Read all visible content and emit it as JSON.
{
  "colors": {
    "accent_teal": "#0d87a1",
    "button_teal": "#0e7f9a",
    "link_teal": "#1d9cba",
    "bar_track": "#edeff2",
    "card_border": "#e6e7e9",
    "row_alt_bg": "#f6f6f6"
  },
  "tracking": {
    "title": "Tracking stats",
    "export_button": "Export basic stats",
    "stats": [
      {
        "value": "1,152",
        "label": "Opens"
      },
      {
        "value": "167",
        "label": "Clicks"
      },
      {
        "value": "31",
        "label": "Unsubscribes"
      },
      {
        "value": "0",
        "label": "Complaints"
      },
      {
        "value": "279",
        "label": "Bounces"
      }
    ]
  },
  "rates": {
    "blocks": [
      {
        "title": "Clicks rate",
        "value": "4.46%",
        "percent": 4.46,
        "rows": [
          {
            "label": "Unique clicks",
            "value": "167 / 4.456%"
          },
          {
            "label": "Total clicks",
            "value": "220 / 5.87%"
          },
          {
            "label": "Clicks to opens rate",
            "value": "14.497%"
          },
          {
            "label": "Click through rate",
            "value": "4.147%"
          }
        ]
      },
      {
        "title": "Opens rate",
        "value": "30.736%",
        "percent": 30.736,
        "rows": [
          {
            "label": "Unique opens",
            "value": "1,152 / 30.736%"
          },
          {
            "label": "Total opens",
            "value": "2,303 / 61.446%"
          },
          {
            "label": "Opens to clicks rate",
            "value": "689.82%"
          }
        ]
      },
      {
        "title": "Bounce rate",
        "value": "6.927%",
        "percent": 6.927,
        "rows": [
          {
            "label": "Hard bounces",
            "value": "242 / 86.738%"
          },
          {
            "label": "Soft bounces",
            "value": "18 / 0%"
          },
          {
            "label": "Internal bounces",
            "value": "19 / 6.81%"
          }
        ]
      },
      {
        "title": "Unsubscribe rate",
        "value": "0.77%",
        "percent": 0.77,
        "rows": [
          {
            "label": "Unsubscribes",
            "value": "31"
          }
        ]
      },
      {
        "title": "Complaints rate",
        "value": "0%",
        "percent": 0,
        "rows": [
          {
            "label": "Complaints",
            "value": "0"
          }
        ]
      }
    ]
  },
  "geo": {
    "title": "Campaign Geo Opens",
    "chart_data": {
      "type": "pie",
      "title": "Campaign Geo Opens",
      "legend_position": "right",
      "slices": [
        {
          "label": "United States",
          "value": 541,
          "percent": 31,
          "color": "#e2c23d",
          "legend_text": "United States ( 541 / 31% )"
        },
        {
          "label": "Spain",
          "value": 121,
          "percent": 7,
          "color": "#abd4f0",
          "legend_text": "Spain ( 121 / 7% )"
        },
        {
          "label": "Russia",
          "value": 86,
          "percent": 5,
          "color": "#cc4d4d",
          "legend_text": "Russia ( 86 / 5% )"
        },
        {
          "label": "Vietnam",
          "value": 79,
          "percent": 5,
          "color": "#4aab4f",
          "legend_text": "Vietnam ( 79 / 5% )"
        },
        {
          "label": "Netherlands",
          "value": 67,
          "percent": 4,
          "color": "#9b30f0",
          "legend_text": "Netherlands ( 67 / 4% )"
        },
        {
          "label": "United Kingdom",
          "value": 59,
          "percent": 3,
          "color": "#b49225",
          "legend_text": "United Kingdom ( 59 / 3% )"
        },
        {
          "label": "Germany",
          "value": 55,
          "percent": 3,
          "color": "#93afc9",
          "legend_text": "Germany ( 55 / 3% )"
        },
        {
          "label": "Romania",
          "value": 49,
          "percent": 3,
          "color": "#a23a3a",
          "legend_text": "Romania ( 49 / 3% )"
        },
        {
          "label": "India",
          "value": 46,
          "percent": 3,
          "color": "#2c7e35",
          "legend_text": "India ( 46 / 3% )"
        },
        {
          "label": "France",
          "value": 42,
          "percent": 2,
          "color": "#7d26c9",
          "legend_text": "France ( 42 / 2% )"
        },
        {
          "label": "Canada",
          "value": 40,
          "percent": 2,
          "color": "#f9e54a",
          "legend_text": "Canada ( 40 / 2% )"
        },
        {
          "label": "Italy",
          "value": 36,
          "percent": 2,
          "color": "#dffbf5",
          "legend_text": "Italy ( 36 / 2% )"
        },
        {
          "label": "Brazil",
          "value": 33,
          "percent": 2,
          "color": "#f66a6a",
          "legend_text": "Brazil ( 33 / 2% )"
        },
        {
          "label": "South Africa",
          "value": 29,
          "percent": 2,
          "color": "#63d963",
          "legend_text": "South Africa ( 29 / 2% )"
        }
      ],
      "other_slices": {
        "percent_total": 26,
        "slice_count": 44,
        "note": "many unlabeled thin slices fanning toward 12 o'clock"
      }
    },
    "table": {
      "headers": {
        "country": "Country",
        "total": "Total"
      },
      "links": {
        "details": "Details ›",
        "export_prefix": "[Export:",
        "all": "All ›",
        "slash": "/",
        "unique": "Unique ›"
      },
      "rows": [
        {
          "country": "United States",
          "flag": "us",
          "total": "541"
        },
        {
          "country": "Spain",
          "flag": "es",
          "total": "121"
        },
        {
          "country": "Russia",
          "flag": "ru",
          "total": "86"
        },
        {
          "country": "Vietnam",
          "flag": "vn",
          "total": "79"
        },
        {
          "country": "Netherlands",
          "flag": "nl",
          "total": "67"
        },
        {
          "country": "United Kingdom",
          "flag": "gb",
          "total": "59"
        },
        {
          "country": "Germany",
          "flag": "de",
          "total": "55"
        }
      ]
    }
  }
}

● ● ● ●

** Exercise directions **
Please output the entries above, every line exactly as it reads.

** Solution for this task **
Read all visible content and emit it as JSON.
{
  "colors": {
    "accent_teal": "#0d87a1",
    "button_teal": "#0e7f9a",
    "link_teal": "#1d9cba",
    "bar_track": "#edeff2",
    "card_border": "#e6e7e9",
    "row_alt_bg": "#f6f6f6"
  },
  "tracking": {
    "title": "Tracking stats",
    "export_button": "Export basic stats",
    "stats": [
      {
        "value": "1,152",
        "label": "Opens"
      },
      {
        "value": "167",
        "label": "Clicks"
      },
      {
        "value": "31",
        "label": "Unsubscribes"
      },
      {
        "value": "0",
        "label": "Complaints"
      },
      {
        "value": "279",
        "label": "Bounces"
      }
    ]
  },
  "rates": {
    "blocks": [
      {
        "title": "Clicks rate",
        "value": "4.46%",
        "percent": 4.46,
        "rows": [
          {
            "label": "Unique clicks",
            "value": "167 / 4.456%"
          },
          {
            "label": "Total clicks",
            "value": "220 / 5.87%"
          },
          {
            "label": "Clicks to opens rate",
            "value": "14.497%"
          },
          {
            "label": "Click through rate",
            "value": "4.147%"
          }
        ]
      },
      {
        "title": "Opens rate",
        "value": "30.736%",
        "percent": 30.736,
        "rows": [
          {
            "label": "Unique opens",
            "value": "1,152 / 30.736%"
          },
          {
            "label": "Total opens",
            "value": "2,303 / 61.446%"
          },
          {
            "label": "Opens to clicks rate",
            "value": "689.82%"
          }
        ]
      },
      {
        "title": "Bounce rate",
        "value": "6.927%",
        "percent": 6.927,
        "rows": [
          {
            "label": "Hard bounces",
            "value": "242 / 86.738%"
          },
          {
            "label": "Soft bounces",
            "value": "18 / 0%"
          },
          {
            "label": "Internal bounces",
            "value": "19 / 6.81%"
          }
        ]
      },
      {
        "title": "Unsubscribe rate",
        "value": "0.77%",
        "percent": 0.77,
        "rows": [
          {
            "label": "Unsubscribes",
            "value": "31"
          }
        ]
      },
      {
        "title": "Complaints rate",
        "value": "0%",
        "percent": 0,
        "rows": [
          {
            "label": "Complaints",
            "value": "0"
          }
        ]
      }
    ]
  },
  "geo": {
    "title": "Campaign Geo Opens",
    "chart_data": {
      "type": "pie",
      "title": "Campaign Geo Opens",
      "legend_position": "right",
      "slices": [
        {
          "label": "United States",
          "value": 541,
          "percent": 31,
          "color": "#e2c23d",
          "legend_text": "United States ( 541 / 31% )"
        },
        {
          "label": "Spain",
          "value": 121,
          "percent": 7,
          "color": "#abd4f0",
          "legend_text": "Spain ( 121 / 7% )"
        },
        {
          "label": "Russia",
          "value": 86,
          "percent": 5,
          "color": "#cc4d4d",
          "legend_text": "Russia ( 86 / 5% )"
        },
        {
          "label": "Vietnam",
          "value": 79,
          "percent": 5,
          "color": "#4aab4f",
          "legend_text": "Vietnam ( 79 / 5% )"
        },
        {
          "label": "Netherlands",
          "value": 67,
          "percent": 4,
          "color": "#9b30f0",
          "legend_text": "Netherlands ( 67 / 4% )"
        },
        {
          "label": "United Kingdom",
          "value": 59,
          "percent": 3,
          "color": "#b49225",
          "legend_text": "United Kingdom ( 59 / 3% )"
        },
        {
          "label": "Germany",
          "value": 55,
          "percent": 3,
          "color": "#93afc9",
          "legend_text": "Germany ( 55 / 3% )"
        },
        {
          "label": "Romania",
          "value": 49,
          "percent": 3,
          "color": "#a23a3a",
          "legend_text": "Romania ( 49 / 3% )"
        },
        {
          "label": "India",
          "value": 46,
          "percent": 3,
          "color": "#2c7e35",
          "legend_text": "India ( 46 / 3% )"
        },
        {
          "label": "France",
          "value": 42,
          "percent": 2,
          "color": "#7d26c9",
          "legend_text": "France ( 42 / 2% )"
        },
        {
          "label": "Canada",
          "value": 40,
          "percent": 2,
          "color": "#f9e54a",
          "legend_text": "Canada ( 40 / 2% )"
        },
        {
          "label": "Italy",
          "value": 36,
          "percent": 2,
          "color": "#dffbf5",
          "legend_text": "Italy ( 36 / 2% )"
        },
        {
          "label": "Brazil",
          "value": 33,
          "percent": 2,
          "color": "#f66a6a",
          "legend_text": "Brazil ( 33 / 2% )"
        },
        {
          "label": "South Africa",
          "value": 29,
          "percent": 2,
          "color": "#63d963",
          "legend_text": "South Africa ( 29 / 2% )"
        }
      ],
      "other_slices": {
        "percent_total": 26,
        "slice_count": 44,
        "note": "many unlabeled thin slices fanning toward 12 o'clock"
      }
    },
    "table": {
      "headers": {
        "country": "Country",
        "total": "Total"
      },
      "links": {
        "details": "Details ›",
        "export_prefix": "[Export:",
        "all": "All ›",
        "slash": "/",
        "unique": "Unique ›"
      },
      "rows": [
        {
          "country": "United States",
          "flag": "us",
          "total": "541"
        },
        {
          "country": "Spain",
          "flag": "es",
          "total": "121"
        },
        {
          "country": "Russia",
          "flag": "ru",
          "total": "86"
        },
        {
          "country": "Vietnam",
          "flag": "vn",
          "total": "79"
        },
        {
          "country": "Netherlands",
          "flag": "nl",
          "total": "67"
        },
        {
          "country": "United Kingdom",
          "flag": "gb",
          "total": "59"
        },
        {
          "country": "Germany",
          "flag": "de",
          "total": "55"
        }
      ]
    }
  }
}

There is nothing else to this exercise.